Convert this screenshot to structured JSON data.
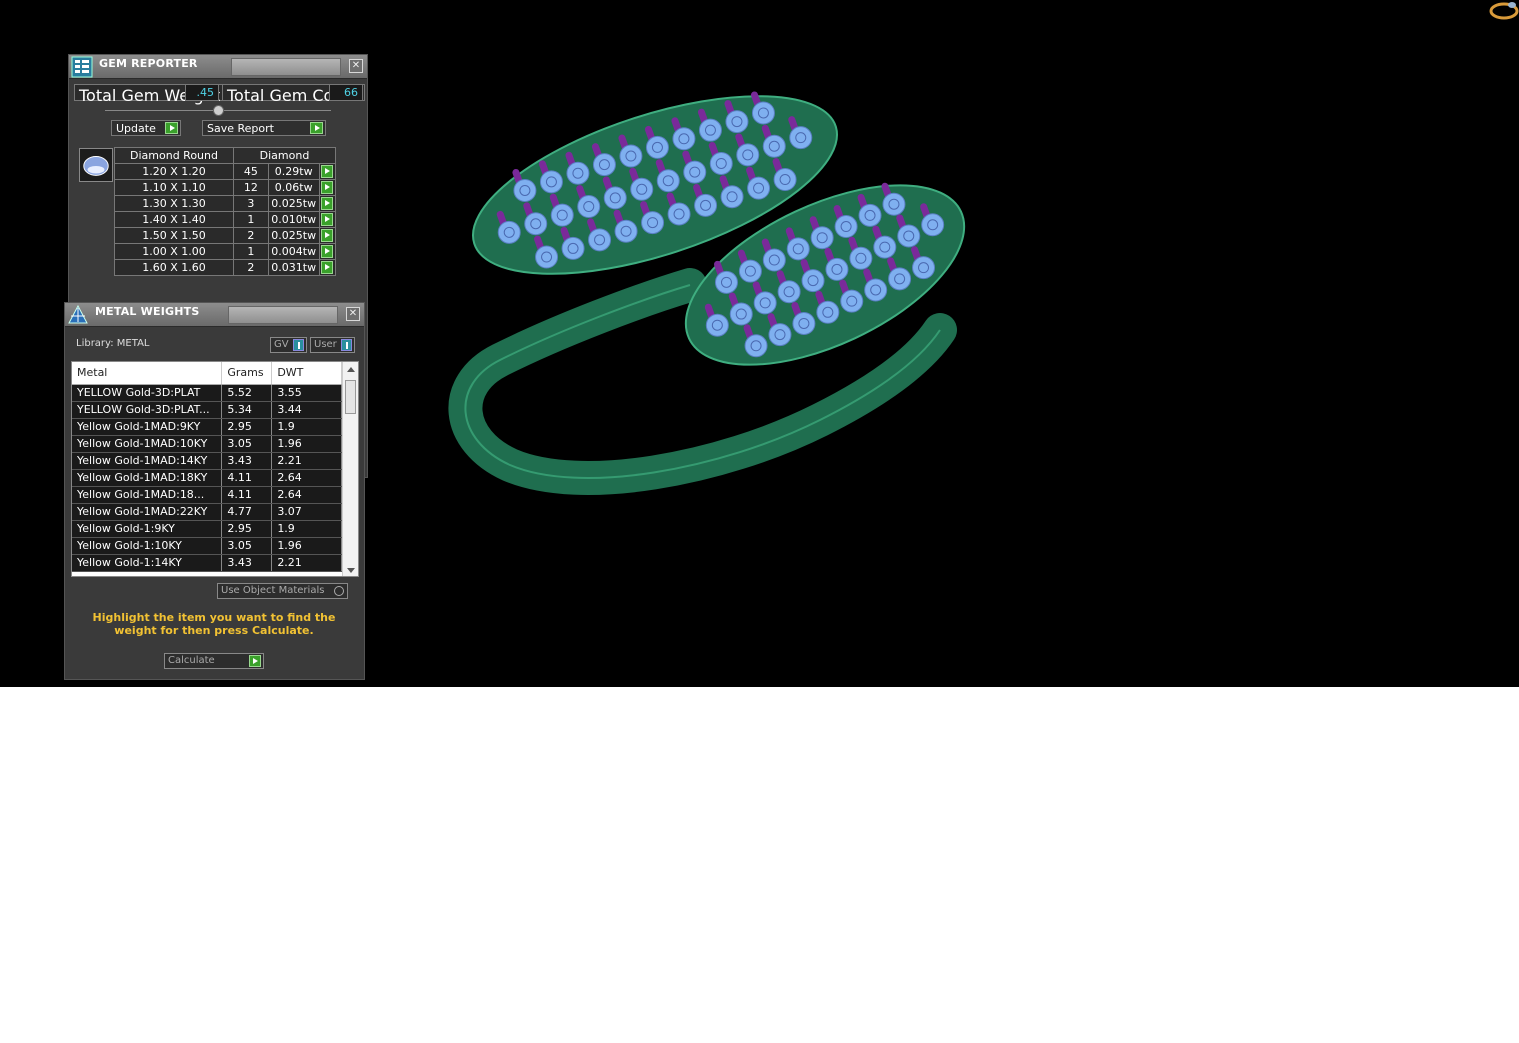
{
  "gem_reporter": {
    "title": "GEM REPORTER",
    "close": "✕",
    "total_weight_label": "Total Gem Weight",
    "total_weight_value": ".45",
    "total_count_label": "Total Gem Count",
    "total_count_value": "66",
    "update_label": "Update",
    "save_report_label": "Save Report",
    "table_headers": [
      "Diamond Round",
      "Diamond"
    ],
    "rows": [
      {
        "size": "1.20 X 1.20",
        "count": "45",
        "weight": "0.29tw"
      },
      {
        "size": "1.10 X 1.10",
        "count": "12",
        "weight": "0.06tw"
      },
      {
        "size": "1.30 X 1.30",
        "count": "3",
        "weight": "0.025tw"
      },
      {
        "size": "1.40 X 1.40",
        "count": "1",
        "weight": "0.010tw"
      },
      {
        "size": "1.50 X 1.50",
        "count": "2",
        "weight": "0.025tw"
      },
      {
        "size": "1.00 X 1.00",
        "count": "1",
        "weight": "0.004tw"
      },
      {
        "size": "1.60 X 1.60",
        "count": "2",
        "weight": "0.031tw"
      }
    ]
  },
  "metal_weights": {
    "title": "METAL WEIGHTS",
    "close": "✕",
    "library_label": "Library: METAL",
    "gv_label": "GV",
    "user_label": "User",
    "columns": [
      "Metal",
      "Grams",
      "DWT"
    ],
    "rows": [
      {
        "metal": "YELLOW Gold-3D:PLAT",
        "grams": "5.52",
        "dwt": "3.55"
      },
      {
        "metal": "YELLOW Gold-3D:PLAT...",
        "grams": "5.34",
        "dwt": "3.44"
      },
      {
        "metal": "Yellow Gold-1MAD:9KY",
        "grams": "2.95",
        "dwt": "1.9"
      },
      {
        "metal": "Yellow Gold-1MAD:10KY",
        "grams": "3.05",
        "dwt": "1.96"
      },
      {
        "metal": "Yellow Gold-1MAD:14KY",
        "grams": "3.43",
        "dwt": "2.21"
      },
      {
        "metal": "Yellow Gold-1MAD:18KY",
        "grams": "4.11",
        "dwt": "2.64"
      },
      {
        "metal": "Yellow Gold-1MAD:18...",
        "grams": "4.11",
        "dwt": "2.64"
      },
      {
        "metal": "Yellow Gold-1MAD:22KY",
        "grams": "4.77",
        "dwt": "3.07"
      },
      {
        "metal": "Yellow Gold-1:9KY",
        "grams": "2.95",
        "dwt": "1.9"
      },
      {
        "metal": "Yellow Gold-1:10KY",
        "grams": "3.05",
        "dwt": "1.96"
      },
      {
        "metal": "Yellow Gold-1:14KY",
        "grams": "3.43",
        "dwt": "2.21"
      }
    ],
    "use_object_materials_label": "Use Object Materials",
    "hint": "Highlight the item you want to find the weight for then press Calculate.",
    "calculate_label": "Calculate"
  },
  "colors": {
    "ring_metal": "#1f6e4f",
    "gem": "#7fb0f0",
    "prong": "#7a2a9a",
    "accent_value": "#4fd3e6",
    "go_button": "#3aa12b",
    "hint_text": "#f2c233"
  },
  "icons": {
    "gem_app_icon": "gem-reporter-icon",
    "metal_app_icon": "scale-icon",
    "corner": "ring-thumbnail-icon"
  }
}
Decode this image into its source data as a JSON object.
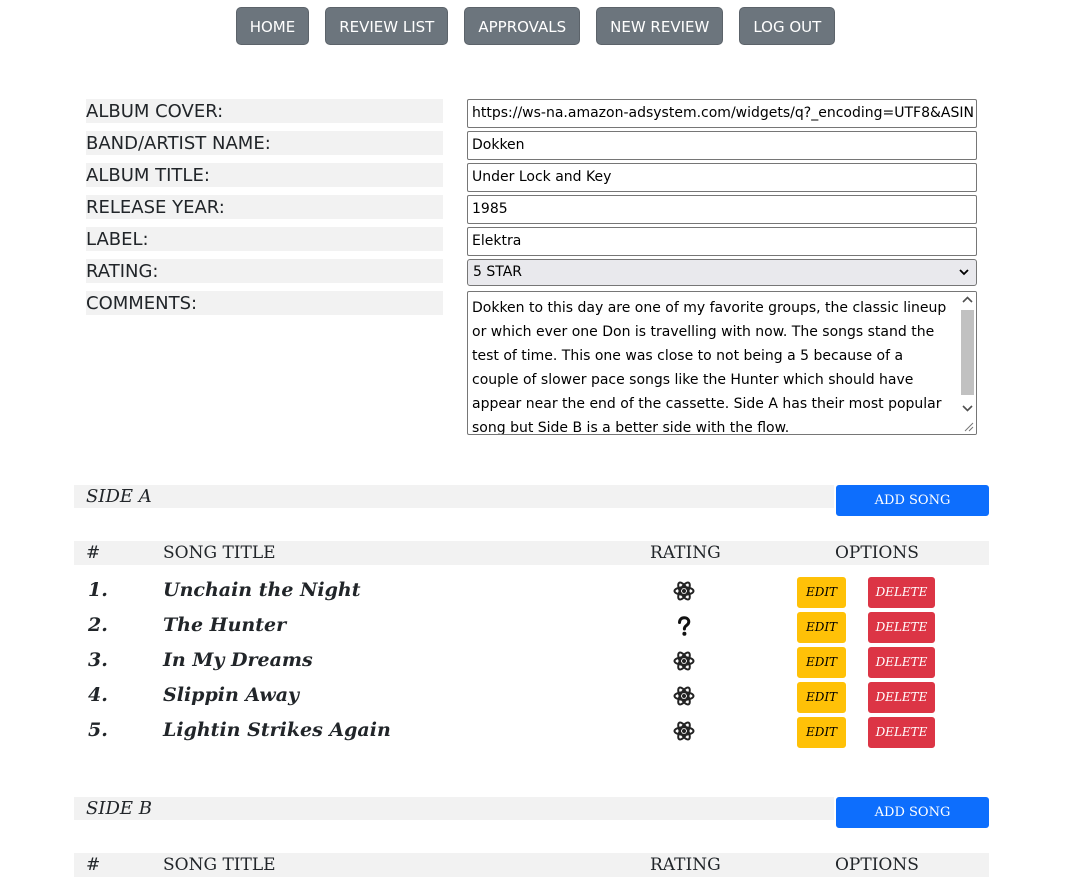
{
  "nav": {
    "items": [
      "HOME",
      "REVIEW LIST",
      "APPROVALS",
      "NEW REVIEW",
      "LOG OUT"
    ]
  },
  "form": {
    "album_cover": {
      "label": "ALBUM COVER:",
      "value": "https://ws-na.amazon-adsystem.com/widgets/q?_encoding=UTF8&ASIN"
    },
    "band_artist": {
      "label": "BAND/ARTIST NAME:",
      "value": "Dokken"
    },
    "album_title": {
      "label": "ALBUM TITLE:",
      "value": "Under Lock and Key"
    },
    "release_year": {
      "label": "RELEASE YEAR:",
      "value": "1985"
    },
    "label": {
      "label": "LABEL:",
      "value": "Elektra"
    },
    "rating": {
      "label": "RATING:",
      "value": "5 STAR"
    },
    "comments": {
      "label": "COMMENTS:",
      "value": "Dokken to this day are one of my favorite groups, the classic lineup or which ever one Don is travelling with now.  The songs stand the test of time.  This one was close to not being a 5 because of a couple of slower pace songs like the Hunter which should have appear near the end of the cassette.  Side A has their most popular song but Side B is a better side with the flow."
    }
  },
  "side_a": {
    "title": "SIDE A",
    "add_song_label": "ADD SONG",
    "columns": {
      "num": "#",
      "title": "SONG TITLE",
      "rating": "RATING",
      "options": "OPTIONS"
    },
    "edit_label": "EDIT",
    "delete_label": "DELETE",
    "songs": [
      {
        "num": "1.",
        "title": "Unchain the Night",
        "rating_icon": "atom-icon"
      },
      {
        "num": "2.",
        "title": "The Hunter",
        "rating_icon": "question-mark-icon"
      },
      {
        "num": "3.",
        "title": "In My Dreams",
        "rating_icon": "atom-icon"
      },
      {
        "num": "4.",
        "title": "Slippin Away",
        "rating_icon": "atom-icon"
      },
      {
        "num": "5.",
        "title": "Lightin Strikes Again",
        "rating_icon": "atom-icon"
      }
    ]
  },
  "side_b": {
    "title": "SIDE B",
    "add_song_label": "ADD SONG",
    "columns": {
      "num": "#",
      "title": "SONG TITLE",
      "rating": "RATING",
      "options": "OPTIONS"
    }
  },
  "colors": {
    "nav_button": "#6c757d",
    "primary": "#0d6efd",
    "warning": "#ffc107",
    "danger": "#dc3545",
    "label_background": "#f2f2f2"
  }
}
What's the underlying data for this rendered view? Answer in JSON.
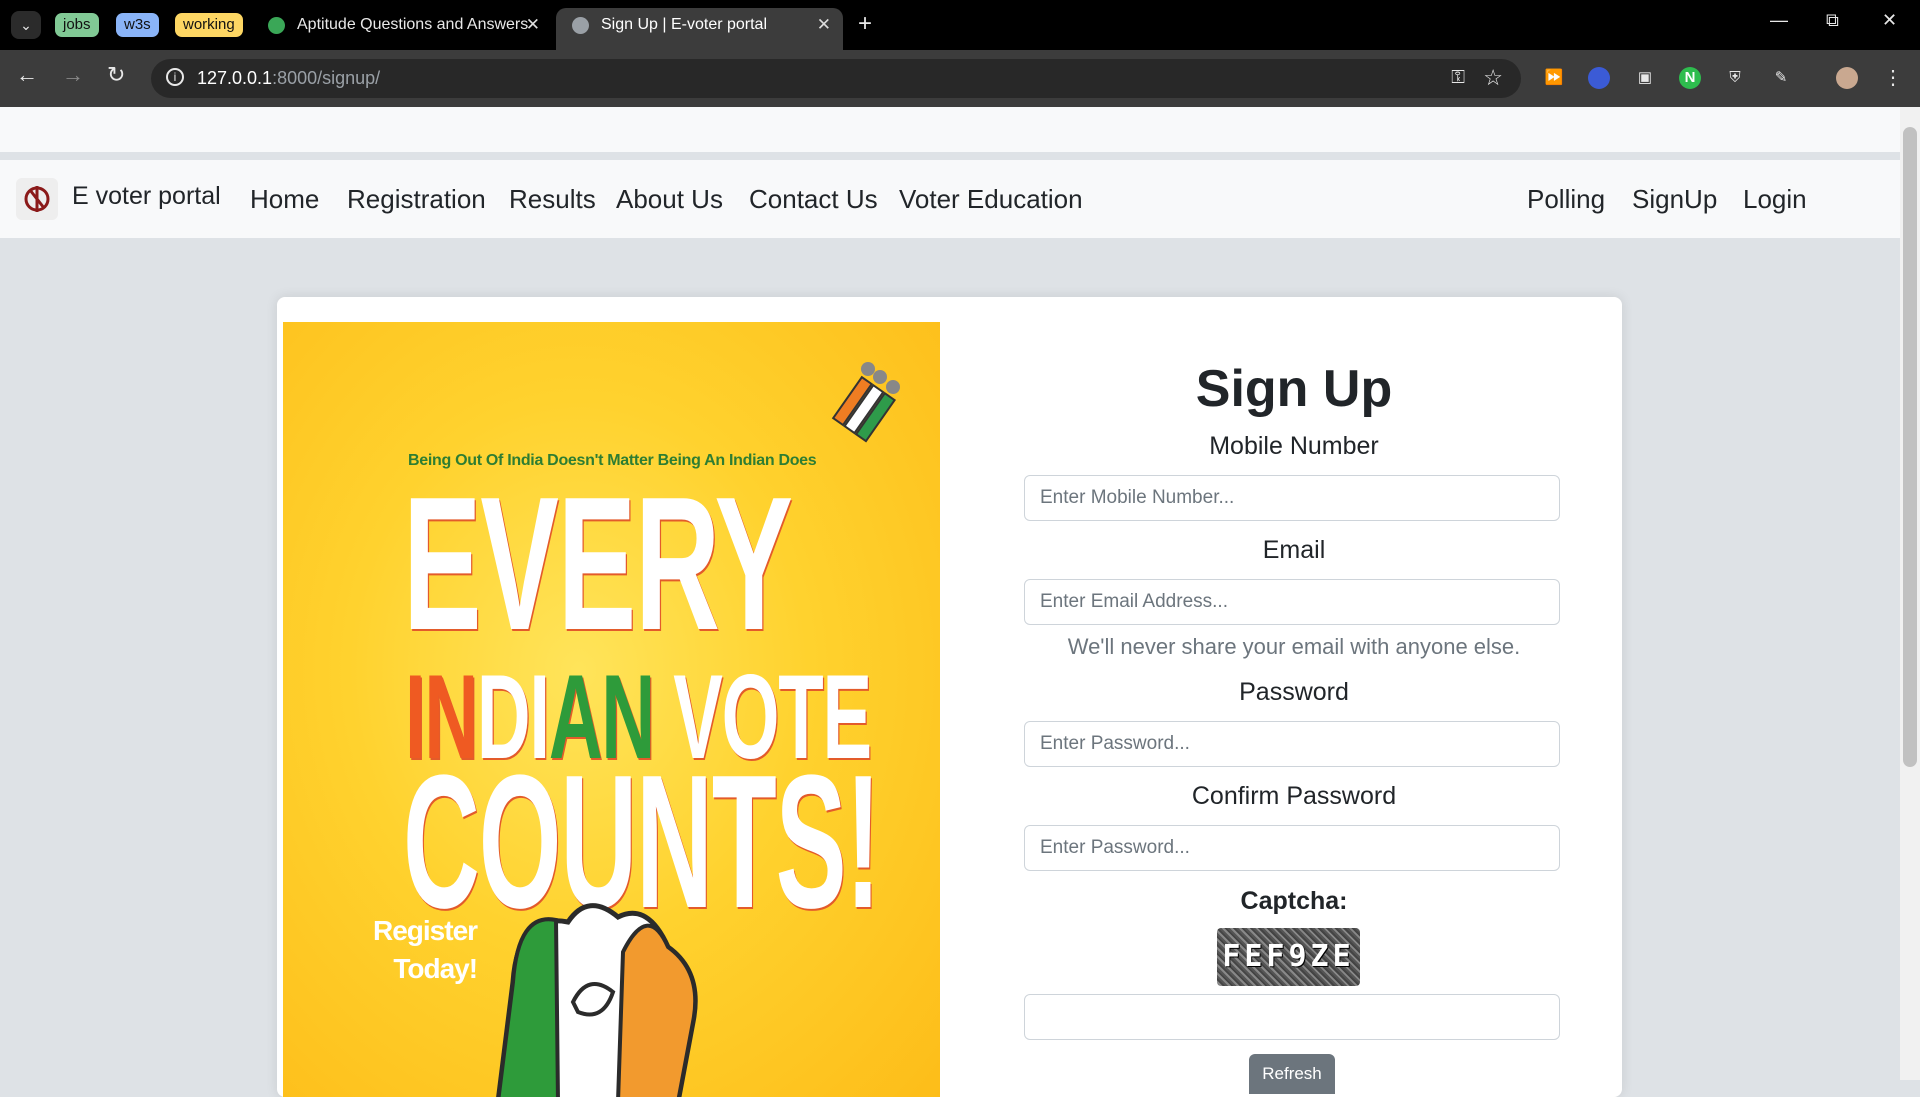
{
  "browser": {
    "tab_groups": [
      {
        "label": "jobs",
        "color": "#81c995"
      },
      {
        "label": "w3s",
        "color": "#8ab4f8"
      },
      {
        "label": "working",
        "color": "#fdd663"
      }
    ],
    "tabs": [
      {
        "title": "Aptitude Questions and Answers"
      },
      {
        "title": "Sign Up | E-voter portal"
      }
    ],
    "url_host": "127.0.0.1",
    "url_path": ":8000/signup/"
  },
  "navbar": {
    "brand": "E voter portal",
    "links": [
      "Home",
      "Registration",
      "Results",
      "About Us",
      "Contact Us",
      "Voter Education"
    ],
    "right_links": [
      "Polling",
      "SignUp",
      "Login"
    ]
  },
  "poster": {
    "tagline": "Being Out Of India Doesn't Matter Being An Indian Does",
    "line1": "EVERY",
    "line2_a": "IN",
    "line2_b": "DI",
    "line2_c": "AN",
    "line2_d": " VOTE",
    "line3": "COUNTS!",
    "register_1": "Register",
    "register_2": "Today!"
  },
  "form": {
    "title": "Sign Up",
    "mobile_label": "Mobile Number",
    "mobile_placeholder": "Enter Mobile Number...",
    "email_label": "Email",
    "email_placeholder": "Enter Email Address...",
    "email_help": "We'll never share your email with anyone else.",
    "password_label": "Password",
    "password_placeholder": "Enter Password...",
    "confirm_label": "Confirm Password",
    "confirm_placeholder": "Enter Password...",
    "captcha_label": "Captcha:",
    "captcha_text": "FEF9ZE",
    "captcha_value": "",
    "refresh_label": "Refresh"
  }
}
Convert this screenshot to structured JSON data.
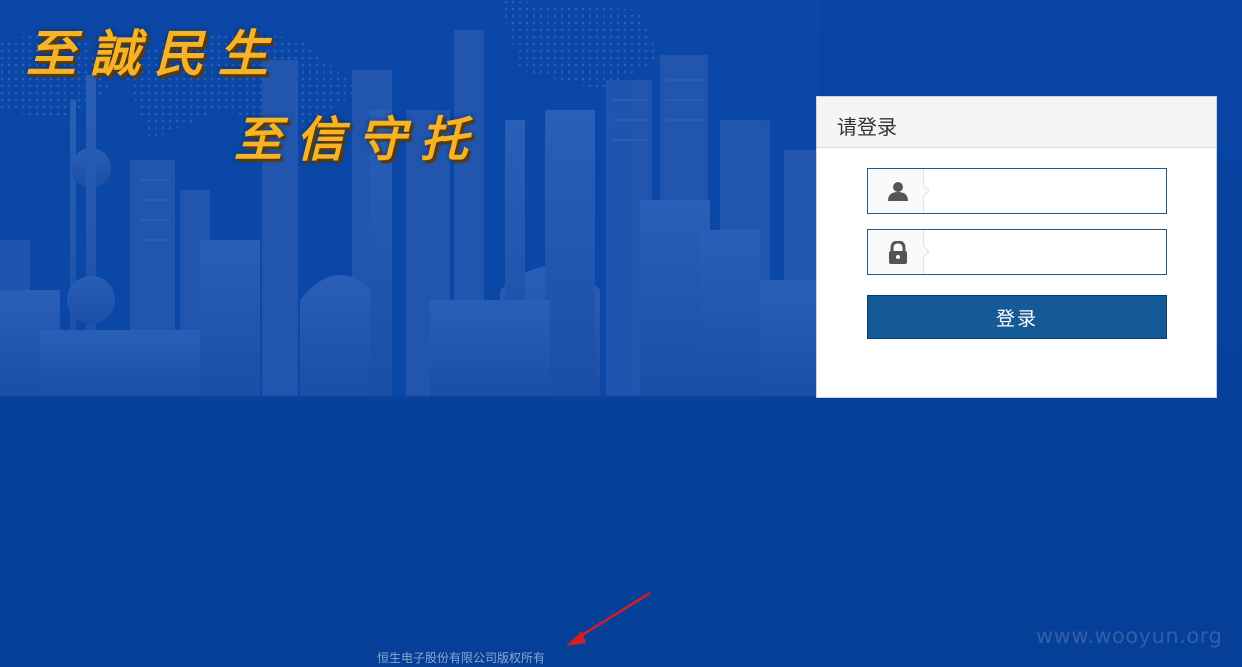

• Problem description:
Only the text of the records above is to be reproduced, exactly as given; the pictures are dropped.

• Answer for the task:
Convert this screenshot to structured JSON data.
{
  "gem_reporter": {
    "title": "GEM REPORTER",
    "close": "✕",
    "total_weight_label": "Total Gem Weight",
    "total_weight_value": ".45",
    "total_count_label": "Total Gem Count",
    "total_count_value": "66",
    "update_label": "Update",
    "save_report_label": "Save Report",
    "table_headers": [
      "Diamond Round",
      "Diamond"
    ],
    "rows": [
      {
        "size": "1.20 X 1.20",
        "count": "45",
        "weight": "0.29tw"
      },
      {
        "size": "1.10 X 1.10",
        "count": "12",
        "weight": "0.06tw"
      },
      {
        "size": "1.30 X 1.30",
        "count": "3",
        "weight": "0.025tw"
      },
      {
        "size": "1.40 X 1.40",
        "count": "1",
        "weight": "0.010tw"
      },
      {
        "size": "1.50 X 1.50",
        "count": "2",
        "weight": "0.025tw"
      },
      {
        "size": "1.00 X 1.00",
        "count": "1",
        "weight": "0.004tw"
      },
      {
        "size": "1.60 X 1.60",
        "count": "2",
        "weight": "0.031tw"
      }
    ]
  },
  "metal_weights": {
    "title": "METAL WEIGHTS",
    "close": "✕",
    "library_label": "Library: METAL",
    "gv_label": "GV",
    "user_label": "User",
    "columns": [
      "Metal",
      "Grams",
      "DWT"
    ],
    "rows": [
      {
        "metal": "YELLOW Gold-3D:PLAT",
        "grams": "5.52",
        "dwt": "3.55"
      },
      {
        "metal": "YELLOW Gold-3D:PLAT...",
        "grams": "5.34",
        "dwt": "3.44"
      },
      {
        "metal": "Yellow Gold-1MAD:9KY",
        "grams": "2.95",
        "dwt": "1.9"
      },
      {
        "metal": "Yellow Gold-1MAD:10KY",
        "grams": "3.05",
        "dwt": "1.96"
      },
      {
        "metal": "Yellow Gold-1MAD:14KY",
        "grams": "3.43",
        "dwt": "2.21"
      },
      {
        "metal": "Yellow Gold-1MAD:18KY",
        "grams": "4.11",
        "dwt": "2.64"
      },
      {
        "metal": "Yellow Gold-1MAD:18...",
        "grams": "4.11",
        "dwt": "2.64"
      },
      {
        "metal": "Yellow Gold-1MAD:22KY",
        "grams": "4.77",
        "dwt": "3.07"
      },
      {
        "metal": "Yellow Gold-1:9KY",
        "grams": "2.95",
        "dwt": "1.9"
      },
      {
        "metal": "Yellow Gold-1:10KY",
        "grams": "3.05",
        "dwt": "1.96"
      },
      {
        "metal": "Yellow Gold-1:14KY",
        "grams": "3.43",
        "dwt": "2.21"
      }
    ],
    "use_object_materials_label": "Use Object Materials",
    "hint": "Highlight the item you want to find the weight for then press Calculate.",
    "calculate_label": "Calculate"
  },
  "colors": {
    "ring_metal": "#1f6e4f",
    "gem": "#7fb0f0",
    "prong": "#7a2a9a",
    "accent_value": "#4fd3e6",
    "go_button": "#3aa12b",
    "hint_text": "#f2c233"
  },
  "icons": {
    "gem_app_icon": "gem-reporter-icon",
    "metal_app_icon": "scale-icon",
    "corner": "ring-thumbnail-icon"
  }
}
Decode this image into its source data as a JSON object.
{
  "nav": {
    "items": [
      "HOME",
      "REVIEW LIST",
      "APPROVALS",
      "NEW REVIEW",
      "LOG OUT"
    ]
  },
  "form": {
    "album_cover": {
      "label": "ALBUM COVER:",
      "value": "https://ws-na.amazon-adsystem.com/widgets/q?_encoding=UTF8&ASIN"
    },
    "band_artist": {
      "label": "BAND/ARTIST NAME:",
      "value": "Dokken"
    },
    "album_title": {
      "label": "ALBUM TITLE:",
      "value": "Under Lock and Key"
    },
    "release_year": {
      "label": "RELEASE YEAR:",
      "value": "1985"
    },
    "label": {
      "label": "LABEL:",
      "value": "Elektra"
    },
    "rating": {
      "label": "RATING:",
      "value": "5 STAR"
    },
    "comments": {
      "label": "COMMENTS:",
      "value": "Dokken to this day are one of my favorite groups, the classic lineup or which ever one Don is travelling with now.  The songs stand the test of time.  This one was close to not being a 5 because of a couple of slower pace songs like the Hunter which should have appear near the end of the cassette.  Side A has their most popular song but Side B is a better side with the flow."
    }
  },
  "side_a": {
    "title": "SIDE A",
    "add_song_label": "ADD SONG",
    "columns": {
      "num": "#",
      "title": "SONG TITLE",
      "rating": "RATING",
      "options": "OPTIONS"
    },
    "edit_label": "EDIT",
    "delete_label": "DELETE",
    "songs": [
      {
        "num": "1.",
        "title": "Unchain the Night",
        "rating_icon": "atom-icon"
      },
      {
        "num": "2.",
        "title": "The Hunter",
        "rating_icon": "question-mark-icon"
      },
      {
        "num": "3.",
        "title": "In My Dreams",
        "rating_icon": "atom-icon"
      },
      {
        "num": "4.",
        "title": "Slippin Away",
        "rating_icon": "atom-icon"
      },
      {
        "num": "5.",
        "title": "Lightin Strikes Again",
        "rating_icon": "atom-icon"
      }
    ]
  },
  "side_b": {
    "title": "SIDE B",
    "add_song_label": "ADD SONG",
    "columns": {
      "num": "#",
      "title": "SONG TITLE",
      "rating": "RATING",
      "options": "OPTIONS"
    }
  },
  "colors": {
    "nav_button": "#6c757d",
    "primary": "#0d6efd",
    "warning": "#ffc107",
    "danger": "#dc3545",
    "label_background": "#f2f2f2"
  }
}
What's the underlying data for this rendered view? Answer in JSON.
{
  "browser": {
    "tab_groups": [
      {
        "label": "jobs",
        "color": "#81c995"
      },
      {
        "label": "w3s",
        "color": "#8ab4f8"
      },
      {
        "label": "working",
        "color": "#fdd663"
      }
    ],
    "tabs": [
      {
        "title": "Aptitude Questions and Answers"
      },
      {
        "title": "Sign Up | E-voter portal"
      }
    ],
    "url_host": "127.0.0.1",
    "url_path": ":8000/signup/"
  },
  "navbar": {
    "brand": "E voter portal",
    "links": [
      "Home",
      "Registration",
      "Results",
      "About Us",
      "Contact Us",
      "Voter Education"
    ],
    "right_links": [
      "Polling",
      "SignUp",
      "Login"
    ]
  },
  "poster": {
    "tagline": "Being Out Of India Doesn't Matter Being An Indian Does",
    "line1": "EVERY",
    "line2_a": "IN",
    "line2_b": "DI",
    "line2_c": "AN",
    "line2_d": " VOTE",
    "line3": "COUNTS!",
    "register_1": "Register",
    "register_2": "Today!"
  },
  "form": {
    "title": "Sign Up",
    "mobile_label": "Mobile Number",
    "mobile_placeholder": "Enter Mobile Number...",
    "email_label": "Email",
    "email_placeholder": "Enter Email Address...",
    "email_help": "We'll never share your email with anyone else.",
    "password_label": "Password",
    "password_placeholder": "Enter Password...",
    "confirm_label": "Confirm Password",
    "confirm_placeholder": "Enter Password...",
    "captcha_label": "Captcha:",
    "captcha_text": "FEF9ZE",
    "captcha_value": "",
    "refresh_label": "Refresh"
  }
}
Convert this screenshot to structured JSON data.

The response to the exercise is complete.